Those rehab exercises can be a bore sometimes. Treadmill, cycles, weights, sit-ups…I’m sure many cardiac patients on rehab get sick of these exercises and are simply tempted to stop. Well, this Mexican doctor may just have found a better alternative…What about dancing?
Dr Paula Quiroga of the National Institute of Cardiology Ignacio Chavez of Mexico City went for dancing steps instead of the usual rehab routine and got better results.
In a two-year observational study, a formal rehab regimen that substituted dance routines based on familiar ballroom and night-club dances for more conventional exercises allowed participants to safely achieve comparable exercise levels and muscle-training effects and left them wanting to come back for more.
Dr Quiroga’s patients consisted of 560 people in their 40s, 50s, and 60s with ischemic or valvular heart disease, chronic heart failure, or congenital heart disease. The patients were taught special dance steps corresponding to different levels of exertion. Dance routines to the blues served as warm-ups. For low intensity exercise, dance steps to rock and roll music were performed. For intermediate intensity exercises, steps following the Cuban danzón rhythms worked well, while vigorous salsa steps served best for the highest levels of exertion. The patients were fitted with monitors which transmitted the readings of blood pressure and heart rates to a physical therapist at a central control station.

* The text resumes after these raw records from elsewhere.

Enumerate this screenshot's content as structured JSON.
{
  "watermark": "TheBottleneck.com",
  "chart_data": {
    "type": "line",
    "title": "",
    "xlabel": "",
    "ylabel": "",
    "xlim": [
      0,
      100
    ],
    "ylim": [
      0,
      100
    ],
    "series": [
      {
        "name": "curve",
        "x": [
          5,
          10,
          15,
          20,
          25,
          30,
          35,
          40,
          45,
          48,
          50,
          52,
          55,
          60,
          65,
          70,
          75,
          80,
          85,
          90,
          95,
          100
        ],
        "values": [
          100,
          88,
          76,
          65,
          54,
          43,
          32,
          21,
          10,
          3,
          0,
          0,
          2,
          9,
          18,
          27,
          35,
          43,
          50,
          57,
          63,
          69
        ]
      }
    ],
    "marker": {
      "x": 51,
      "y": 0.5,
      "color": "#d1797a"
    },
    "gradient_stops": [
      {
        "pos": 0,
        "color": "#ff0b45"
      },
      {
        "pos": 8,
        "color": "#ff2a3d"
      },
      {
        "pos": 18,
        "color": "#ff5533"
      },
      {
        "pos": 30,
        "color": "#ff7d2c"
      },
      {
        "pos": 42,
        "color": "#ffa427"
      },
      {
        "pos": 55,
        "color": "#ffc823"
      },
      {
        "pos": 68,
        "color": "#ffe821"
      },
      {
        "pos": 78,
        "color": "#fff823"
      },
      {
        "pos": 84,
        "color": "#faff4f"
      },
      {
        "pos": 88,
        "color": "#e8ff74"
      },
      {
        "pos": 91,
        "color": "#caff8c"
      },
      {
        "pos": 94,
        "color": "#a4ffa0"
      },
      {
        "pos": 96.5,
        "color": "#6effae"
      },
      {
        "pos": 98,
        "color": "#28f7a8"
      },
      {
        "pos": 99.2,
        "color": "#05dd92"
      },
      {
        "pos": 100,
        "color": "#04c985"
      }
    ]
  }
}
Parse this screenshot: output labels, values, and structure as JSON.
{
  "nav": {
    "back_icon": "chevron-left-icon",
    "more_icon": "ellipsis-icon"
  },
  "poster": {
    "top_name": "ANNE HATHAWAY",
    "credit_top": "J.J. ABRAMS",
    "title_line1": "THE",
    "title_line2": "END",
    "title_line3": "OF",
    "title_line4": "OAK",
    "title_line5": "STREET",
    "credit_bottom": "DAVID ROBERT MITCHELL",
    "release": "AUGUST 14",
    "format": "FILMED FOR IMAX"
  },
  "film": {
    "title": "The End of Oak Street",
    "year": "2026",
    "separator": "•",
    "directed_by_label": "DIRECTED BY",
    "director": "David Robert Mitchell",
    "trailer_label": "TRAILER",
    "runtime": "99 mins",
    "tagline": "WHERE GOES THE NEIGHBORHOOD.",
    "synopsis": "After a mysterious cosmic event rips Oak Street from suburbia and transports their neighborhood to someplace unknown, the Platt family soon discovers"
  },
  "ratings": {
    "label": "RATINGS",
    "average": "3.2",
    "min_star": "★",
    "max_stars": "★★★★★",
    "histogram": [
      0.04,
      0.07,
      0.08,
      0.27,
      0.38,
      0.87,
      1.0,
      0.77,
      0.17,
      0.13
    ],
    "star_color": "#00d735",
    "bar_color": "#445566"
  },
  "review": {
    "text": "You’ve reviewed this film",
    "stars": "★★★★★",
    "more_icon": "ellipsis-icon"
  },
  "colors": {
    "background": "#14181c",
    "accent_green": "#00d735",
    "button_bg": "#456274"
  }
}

Over two years, the participants developed no serious arrhythmias, angina, or other important complications while dancing, and some showed only occasional runs of ventricular ectopia. Overall, the group experienced few complications, even with 70% of them considered at high clinical risk,
reports Dr Quiroga.

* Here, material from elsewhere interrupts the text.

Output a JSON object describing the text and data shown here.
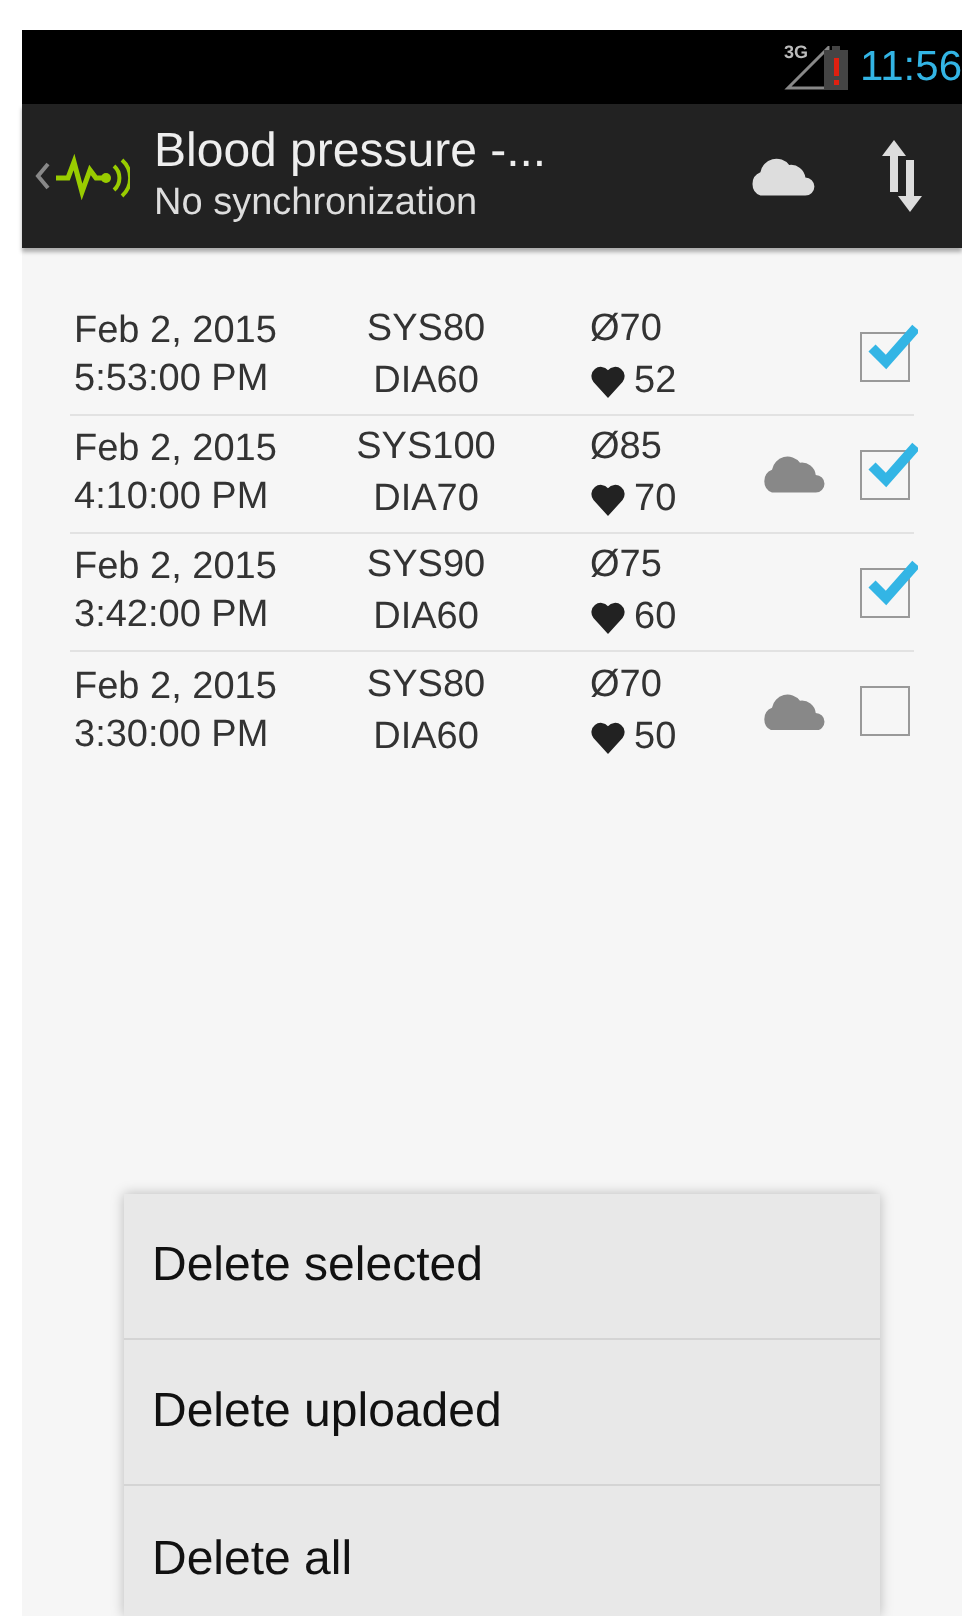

She’s not the only one who swears to this rather unconventional but effective rehab programs. Other Latin American doctors report more compliance from their patients when using dance routines rather than normal rehab programs. Of course Latin Americans are known for their love of dancing so I think the programs’s success is a cultural thing. The dancing rehab program hasn’t been tested in another cultural setting.
If you were to choose, which type of rehab would you go for? I am not fond of dancing myself so think I’d go for the more conventional type of rehab program. I would feel more at home in a treadmill than on a dance floor.
I think it doesn’t matter which rehab program you go for, it isometric exercises, dancing or aerobics. The key is that it should be something which is fun and enjoyable so that the patients will come back for more.
Quiroga PV, Ruis-Suarez MD, Ilarraza-Lomell H, et al. Dance-hall dancing in patients with cardiovascular disease: Experience of 2 years. Presented at the World Congress of Cardiology 2008; May 20, 2008; Buenos Aires, Argentina.